Worship defines our churches and our personal lives, and it should mark our homes. In fact, family worship has a long pedigree in the Protestant church. Along with corporate and private worship, it’s considered one of the regular routines of the Christian life. And the benefits are eternal.
The Word and prayer are the means Christ employs to bless and minister to his people. As parents, we want to keep putting our children (and ourselves) in the way of Christ by engaging in his means of grace. Without some regularity, structure, and purpose, we often assume we’re encouraging our children in Christ more than we actually are. Structured family worship seeks to daily encounter Christ by these means of grace—together.
Shape of Family Worship
There are many reasons why family worship is important. And thankfully, it’s not hard! Finish dinner, clear the table, move to the family room, open the Bible, read a short section, and pray. Keep it brief. It doesn’t have to be intimidating, it doesn’t have to be difficult. In fact, it shouldn’t be.
Structured family worship seeks to daily encounter Christ by these means of grace—together.
Here are some suggestions for what your family worship time could look like depending on how much time you have available.
5 Minutes: Prayer

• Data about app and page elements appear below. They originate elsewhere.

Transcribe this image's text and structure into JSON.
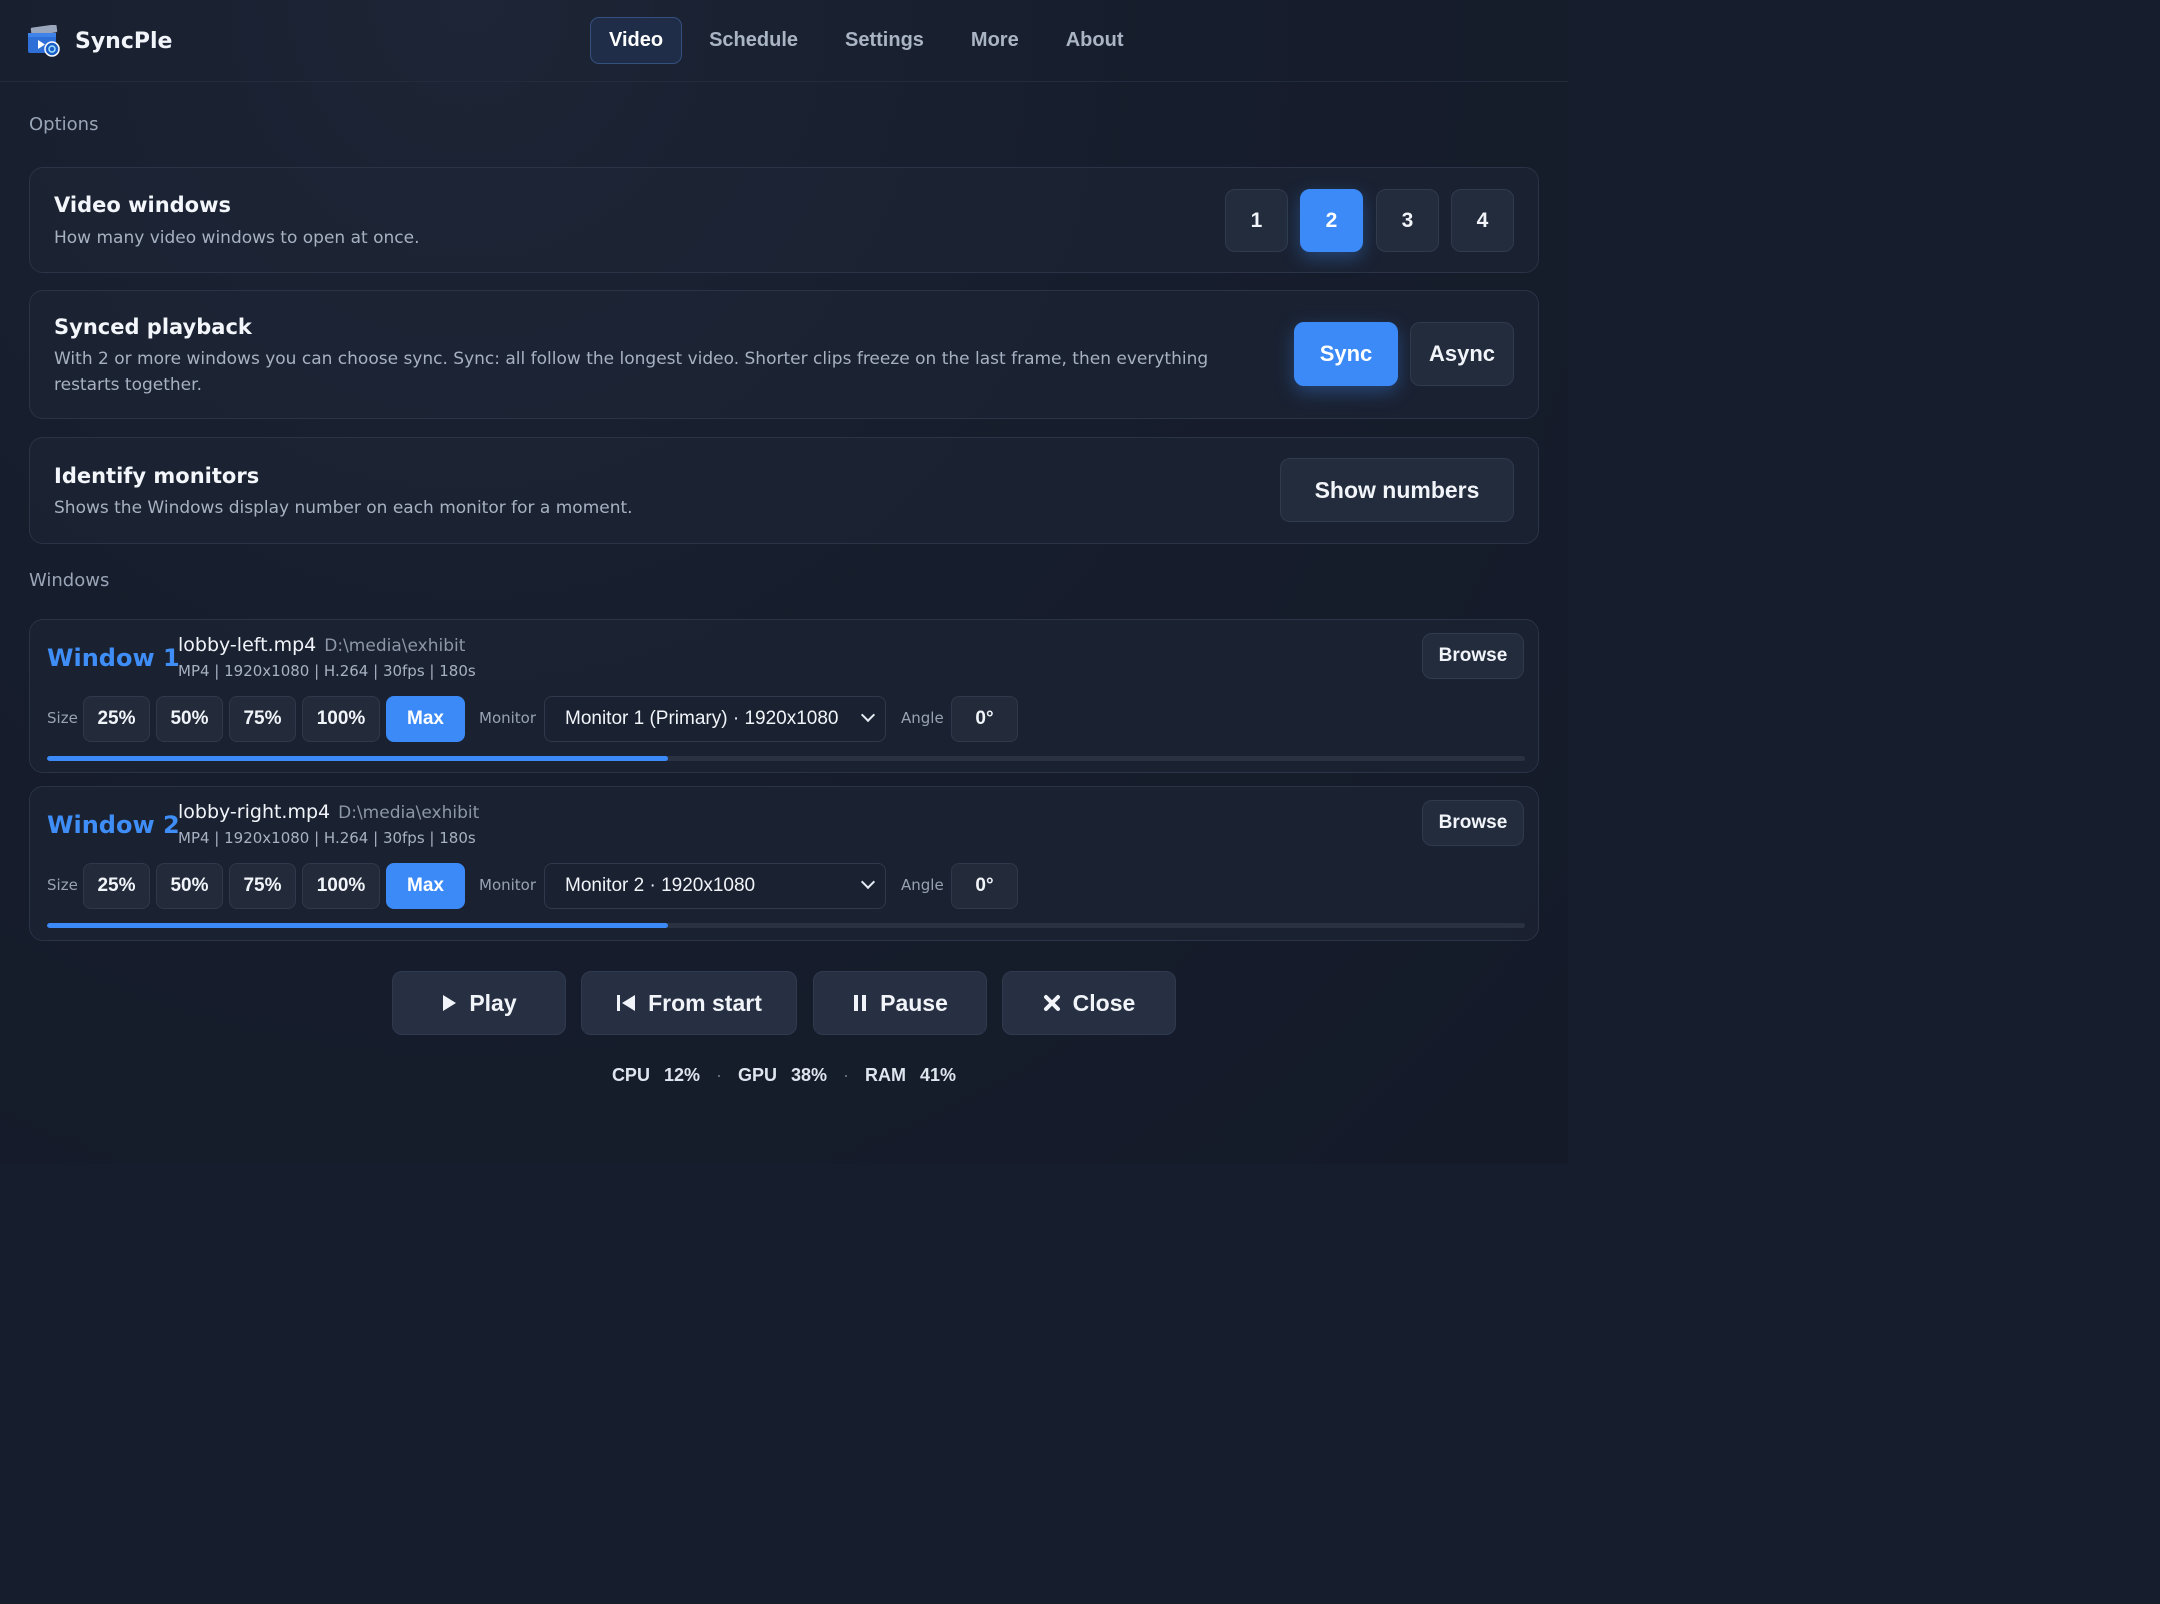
{
  "app": {
    "name": "SyncPle",
    "accent": "#3c8af7"
  },
  "nav": {
    "tabs": [
      "Video",
      "Schedule",
      "Settings",
      "More",
      "About"
    ],
    "active": "Video"
  },
  "options": {
    "section_title": "Options",
    "video_windows": {
      "title": "Video windows",
      "desc": "How many video windows to open at once.",
      "choices": [
        "1",
        "2",
        "3",
        "4"
      ],
      "selected": "2"
    },
    "synced_playback": {
      "title": "Synced playback",
      "desc": "With 2 or more windows you can choose sync. Sync: all follow the longest video. Shorter clips freeze on the last frame, then everything restarts together.",
      "sync_label": "Sync",
      "async_label": "Async",
      "selected": "Sync"
    },
    "identify_monitors": {
      "title": "Identify monitors",
      "desc": "Shows the Windows display number on each monitor for a moment.",
      "button_label": "Show numbers"
    }
  },
  "windows": {
    "section_title": "Windows",
    "size_label": "Size",
    "monitor_label": "Monitor",
    "angle_label": "Angle",
    "browse_label": "Browse",
    "size_options": [
      "25%",
      "50%",
      "75%",
      "100%",
      "Max"
    ],
    "items": [
      {
        "title": "Window 1",
        "filename": "lobby-left.mp4",
        "path": "D:\\media\\exhibit",
        "meta": "MP4 | 1920x1080 | H.264 | 30fps | 180s",
        "size_selected": "Max",
        "monitor": "Monitor 1 (Primary) · 1920x1080",
        "angle": "0°",
        "progress": 0.42
      },
      {
        "title": "Window 2",
        "filename": "lobby-right.mp4",
        "path": "D:\\media\\exhibit",
        "meta": "MP4 | 1920x1080 | H.264 | 30fps | 180s",
        "size_selected": "Max",
        "monitor": "Monitor 2 · 1920x1080",
        "angle": "0°",
        "progress": 0.42
      }
    ]
  },
  "controls": {
    "play": "Play",
    "from_start": "From start",
    "pause": "Pause",
    "close": "Close"
  },
  "stats": {
    "cpu_label": "CPU",
    "cpu": "12%",
    "gpu_label": "GPU",
    "gpu": "38%",
    "ram_label": "RAM",
    "ram": "41%",
    "separator": "·"
  }
}
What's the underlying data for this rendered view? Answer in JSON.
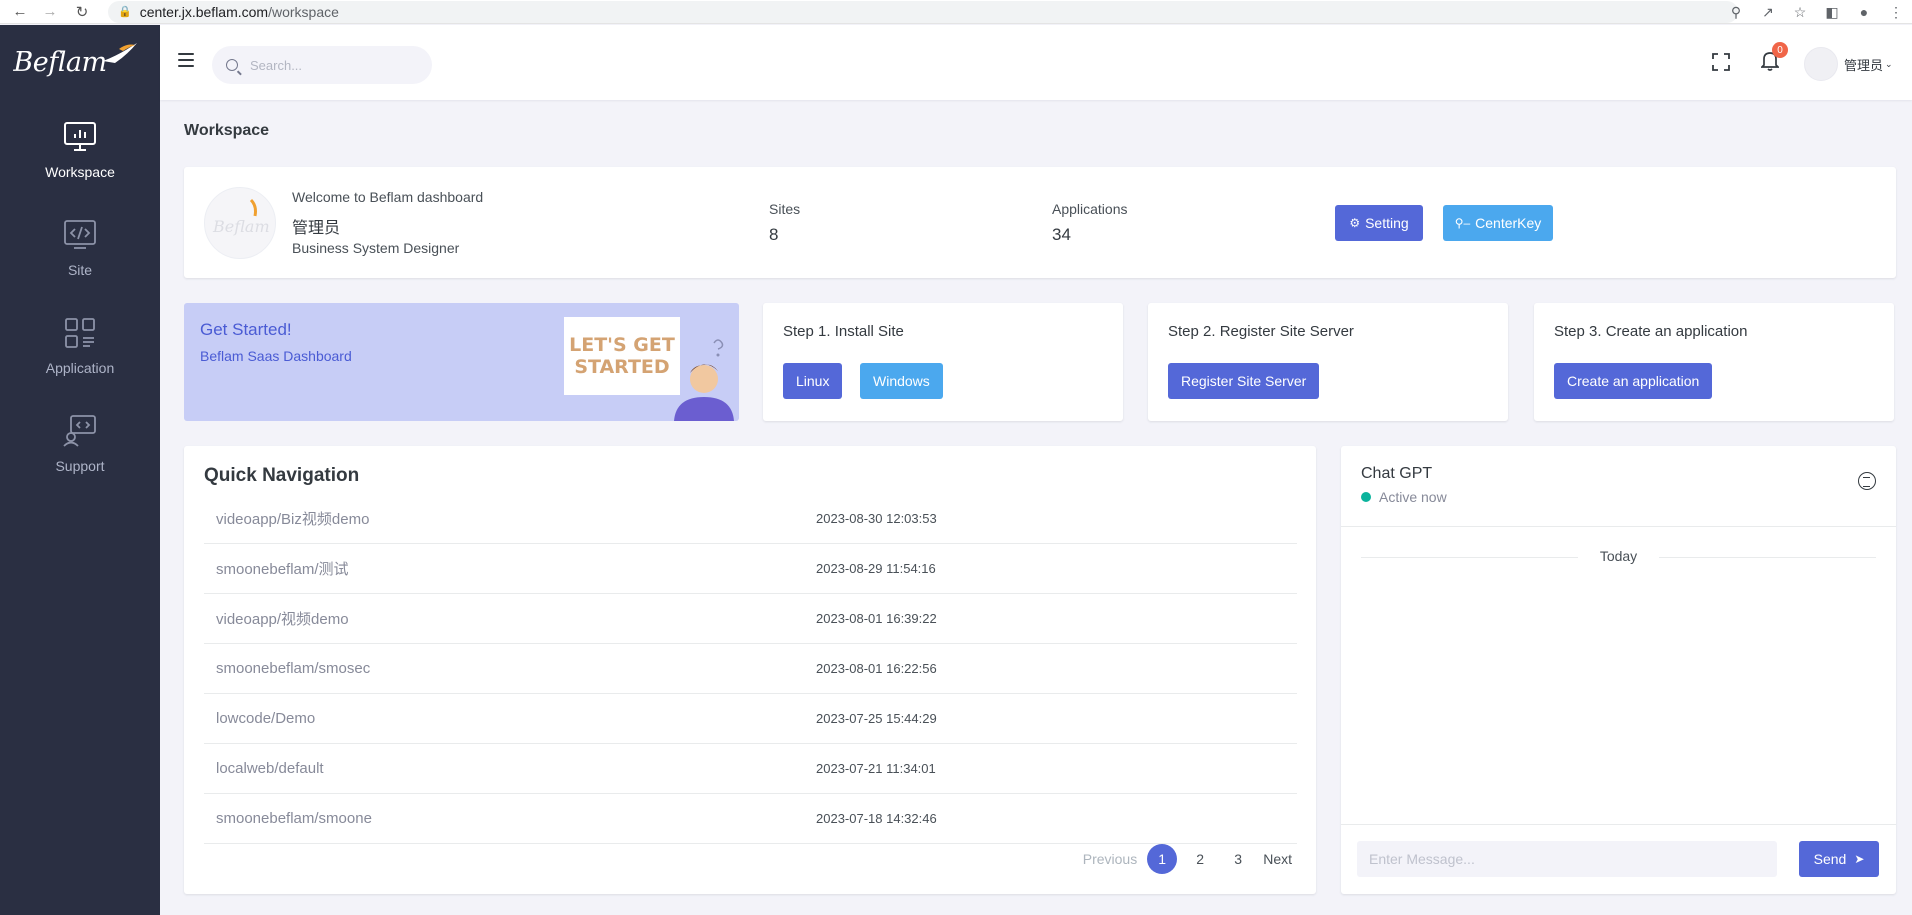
{
  "browser": {
    "url_host": "center.jx.beflam.com",
    "url_path": "/workspace"
  },
  "sidebar": {
    "logo": "Beflam",
    "items": [
      {
        "label": "Workspace",
        "icon": "monitor-chart-icon"
      },
      {
        "label": "Site",
        "icon": "code-window-icon"
      },
      {
        "label": "Application",
        "icon": "apps-grid-icon"
      },
      {
        "label": "Support",
        "icon": "support-screen-icon"
      }
    ]
  },
  "topbar": {
    "search_placeholder": "Search...",
    "notification_count": "0",
    "user_name": "管理员"
  },
  "page": {
    "title": "Workspace"
  },
  "profile": {
    "welcome": "Welcome to Beflam dashboard",
    "name": "管理员",
    "role": "Business System Designer",
    "sites_label": "Sites",
    "sites_value": "8",
    "apps_label": "Applications",
    "apps_value": "34",
    "setting_label": "Setting",
    "centerkey_label": "CenterKey"
  },
  "getting_started": {
    "title": "Get Started!",
    "subtitle": "Beflam Saas Dashboard",
    "illustration_text_1": "LET'S GET",
    "illustration_text_2": "STARTED"
  },
  "steps": [
    {
      "title": "Step 1. Install Site",
      "buttons": [
        "Linux",
        "Windows"
      ]
    },
    {
      "title": "Step 2. Register Site Server",
      "buttons": [
        "Register Site Server"
      ]
    },
    {
      "title": "Step 3. Create an application",
      "buttons": [
        "Create an application"
      ]
    }
  ],
  "quick_nav": {
    "title": "Quick Navigation",
    "rows": [
      {
        "name": "videoapp/Biz视频demo",
        "time": "2023-08-30 12:03:53"
      },
      {
        "name": "smoonebeflam/测试",
        "time": "2023-08-29 11:54:16"
      },
      {
        "name": "videoapp/视频demo",
        "time": "2023-08-01 16:39:22"
      },
      {
        "name": "smoonebeflam/smosec",
        "time": "2023-08-01 16:22:56"
      },
      {
        "name": "lowcode/Demo",
        "time": "2023-07-25 15:44:29"
      },
      {
        "name": "localweb/default",
        "time": "2023-07-21 11:34:01"
      },
      {
        "name": "smoonebeflam/smoone",
        "time": "2023-07-18 14:32:46"
      }
    ],
    "pager": {
      "previous": "Previous",
      "pages": [
        "1",
        "2",
        "3"
      ],
      "current": "1",
      "next": "Next"
    }
  },
  "chat": {
    "title": "Chat GPT",
    "status": "Active now",
    "day_label": "Today",
    "input_placeholder": "Enter Message...",
    "send_label": "Send"
  },
  "colors": {
    "sidebar_bg": "#2a2f42",
    "primary": "#5468d8",
    "info": "#4ba8ee",
    "badge": "#f06548",
    "online": "#0ab39c"
  }
}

If it’s been a trying night and time is limited, simply gather your family together and pray for five minutes. Ask everyone to share one thing they were thankful for in the day or one request they’d like another to pray for them. And then pray. Even five minutes before the throne of God matters. Time in prayer is never wasted.
Now, this isn’t ideal for a regular routine. But something is better than nothing. There are some nights when five minutes is all we have in the way of energy, patience, or time. That’s fine. Remember, this is a means of grace, not a burden. Seize the moment, enjoy it, and make the most of those five minutes.
10–15 Minutes: Prayer, Word, Song
From my experience as a father, husband, and pastor, this time frame is ideal. Family worship doesn’t need to be long to be effective. Most families will find that 10 to 15 minutes emerges as a sweet spot.
If your children are young, consider reading a short account from a narrative portion of Scripture for five minutes, praying for a few minutes, and daring to sing for two minutes. Narratives connect with children—they love stories. Use that to your family’s advantage. Ask each person to request one thing for prayer and have the person on their right or left pray. Even a 2-year-old can pray that Mommy would “love Jesus more and more.”
Finish with singing. It can be intimidating, but once a family begins to sing together they’ll always sing together. When children are young, “Jesus Loves Me” and “The B-I-B-L-E” will be favorites. Mix in “The Doxology” or “Amazing Grace.” As your family grows in age and experience, you can extend your repertoire.
15–20 Minutes: Prayer, Word, Discussion, Song
If your family is a little more seasoned, both in age and in the experience of family worship, you can attempt 15 to 20 minutes in family worship. This extended time allows for more elements and interaction. Work your way over the course of weeks and months through a book of the Bible. Read consecutive passages but always with the aim of understanding the overall message and delighting in Christ together.
Once a family begins to sing together they’ll always sing together.
Some of the extra time can be used to ask questions about the passage read that night. Ask age-appropriate questions and allow discussion to happen. Afford your children the opportunity to ask questions as well. Be assured, you don’t need to have all the answers. In fact, it’s refreshing for children when their father or mother says, “I’m not sure how to answer that, but I’ll take time to study it and report back.” Your children will benefit from knowing you take their questions seriously.
Consider adding different types of prayers to make your family worship time more robust. You could pray a prayer of adoration, confession of sin, confession of faith, thanksgiving, and various prayers of intercession. In our family, we often select different countries to pray for— each person prays for opportunities for the church and the gospel in that county.
20–30 Minutes: Prayer, Word, Discussion, Song, Memorization
Very few families should attempt 20 to 30 minutes in family worship on a regular basis. Consistency over time will pay more dividends than making family worship onerous by extending your family further than they can bear.
However, some families can and should aim for 20 to 30 minutes. If that’s realistic for your family, consider adding memorization of Bible verses and a catechism to your regular family worship time. Memorizing the Word allows for meditation. And meditation upon the Word leads to being shaped by the Word. Memorization, meditation, and imitation is a natural flow in the Christian life.
Blessing also comes by taking the time to memorize a catechism (e.g., Westminster Shorter, Heidelberg, New City) together. This will add to your family’s understanding of the Word and how to articulate it.
No practice in your home will prove more beneficial to your family than daily family worship. Christians worship; that’s what we do. As a Christian family, that’s what we want to do. Try it.